Most of us need between seven and eight hours of sleep every night and many of us are persistently struggling to enjoy the benefits of a good night’s rest. Ongoing insomnia is linked with weight gain, heart disease and even Alzheimer’s disease.
Resorting to taking medications prescribed by doctors might lead to the initial recovery of better sleeping patterns but these don’t come without a long-term cost. Taking these for an extended period of time can erode memory function and ultimately may be connected with dementia. This programme offers alternative healthier strategies to manage insomnia and institute normalised sleeping behaviour.
Causes and treatments of insomnia
- Unbalanced hormone production can lead to insomnia. Assessing and rectifying these might help to manage insomnia.
- Nutrient deficiencies such as the lack of magnesium, protein and vitamin B12 can make it harder to sleep efficiently. Blood tests can uncover diminished nutrient status and once these are appropriately addressed insomnia can be reversed.
- Stress and the excessive production of cortisol, a hormone associated with prolonged stress, can be one of the prime causes of poor sleep.
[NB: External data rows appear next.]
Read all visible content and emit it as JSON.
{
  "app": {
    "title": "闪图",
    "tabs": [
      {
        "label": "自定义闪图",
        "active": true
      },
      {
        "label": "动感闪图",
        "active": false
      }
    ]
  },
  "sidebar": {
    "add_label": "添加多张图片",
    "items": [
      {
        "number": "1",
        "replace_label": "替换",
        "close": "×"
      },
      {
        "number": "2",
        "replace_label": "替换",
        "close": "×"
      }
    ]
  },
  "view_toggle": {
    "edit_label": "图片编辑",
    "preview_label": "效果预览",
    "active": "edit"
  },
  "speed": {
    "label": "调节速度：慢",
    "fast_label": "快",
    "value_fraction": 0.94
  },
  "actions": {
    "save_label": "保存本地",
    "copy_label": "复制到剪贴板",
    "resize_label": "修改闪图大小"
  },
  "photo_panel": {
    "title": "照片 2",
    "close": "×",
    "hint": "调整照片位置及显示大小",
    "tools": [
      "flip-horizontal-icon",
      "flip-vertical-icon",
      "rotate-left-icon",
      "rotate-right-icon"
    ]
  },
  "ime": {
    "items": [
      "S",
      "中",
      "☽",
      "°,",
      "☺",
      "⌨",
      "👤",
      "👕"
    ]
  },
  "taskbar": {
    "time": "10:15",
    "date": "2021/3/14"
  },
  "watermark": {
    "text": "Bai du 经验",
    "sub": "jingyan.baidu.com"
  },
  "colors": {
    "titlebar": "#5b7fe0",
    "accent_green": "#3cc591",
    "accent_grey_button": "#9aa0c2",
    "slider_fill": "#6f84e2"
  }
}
Using the appropriate tests to quantify cortisol status and if this is disproportionate instating the necessary remedy might help to re-establish healthy sleep.
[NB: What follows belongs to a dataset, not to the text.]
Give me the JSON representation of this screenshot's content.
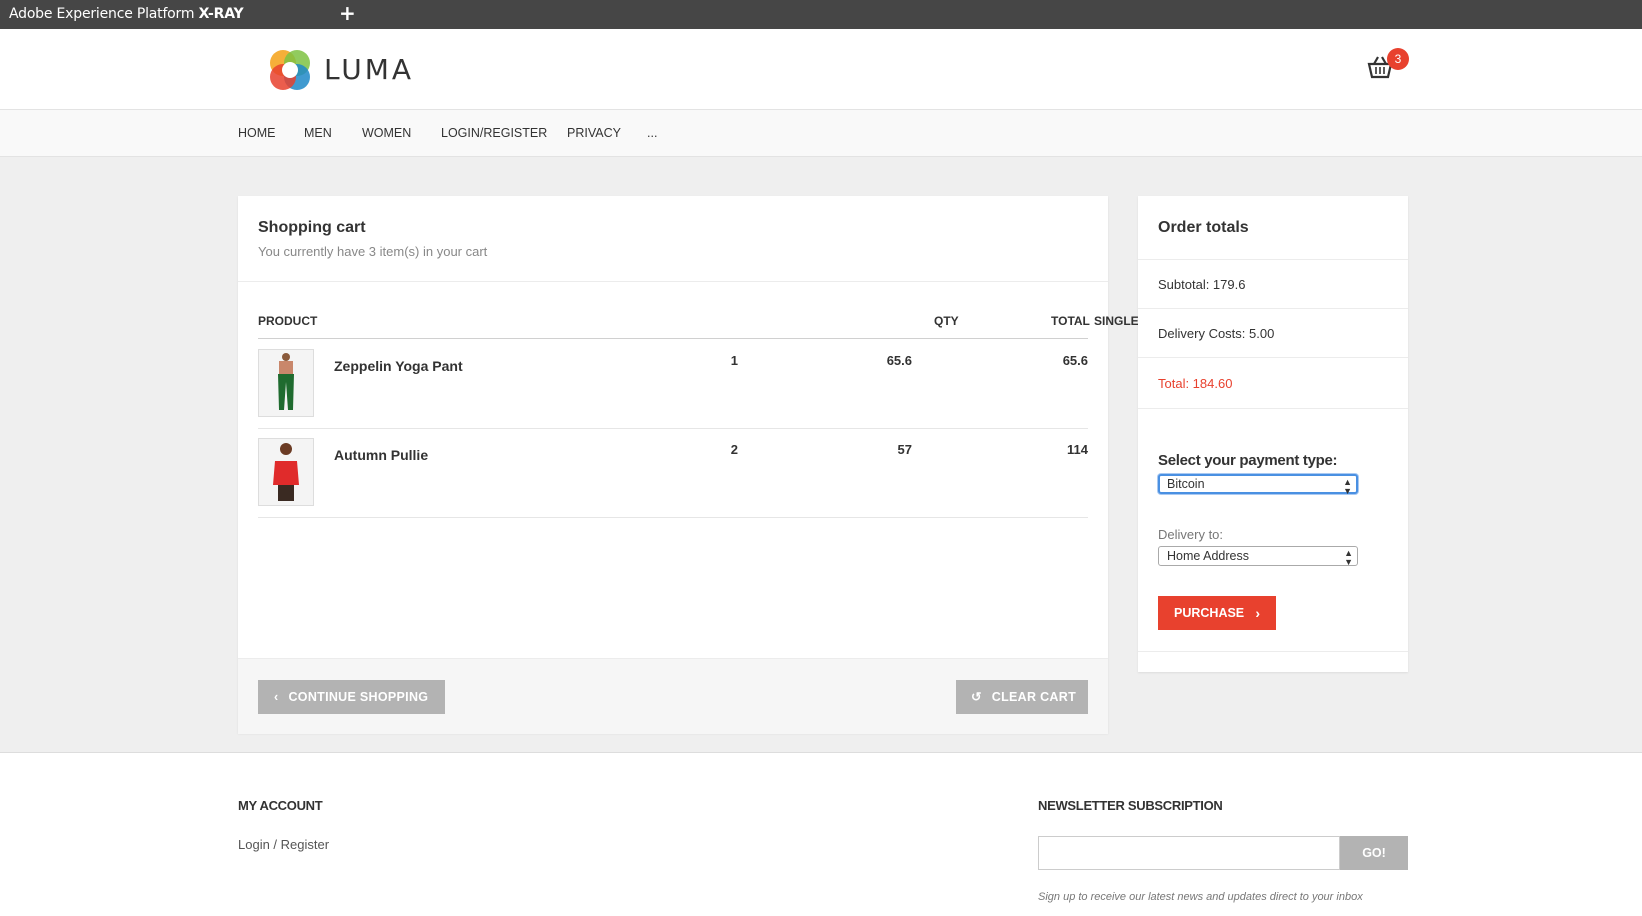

- Herbal remedies can be used to treat insomnia and while not being as powerful as sleep medications in the long-term these might be a healthier way to regain a sleep pattern that has become elusive.
- Taking melatonin can also help to restore healthy sleeping patterns.
- Avoid alcohol and caffeine at night.
- Healthy sleep hygiene includes minimising screen time before bed, keeping a regular sleep routine and allowing time to wind down before getting into bed.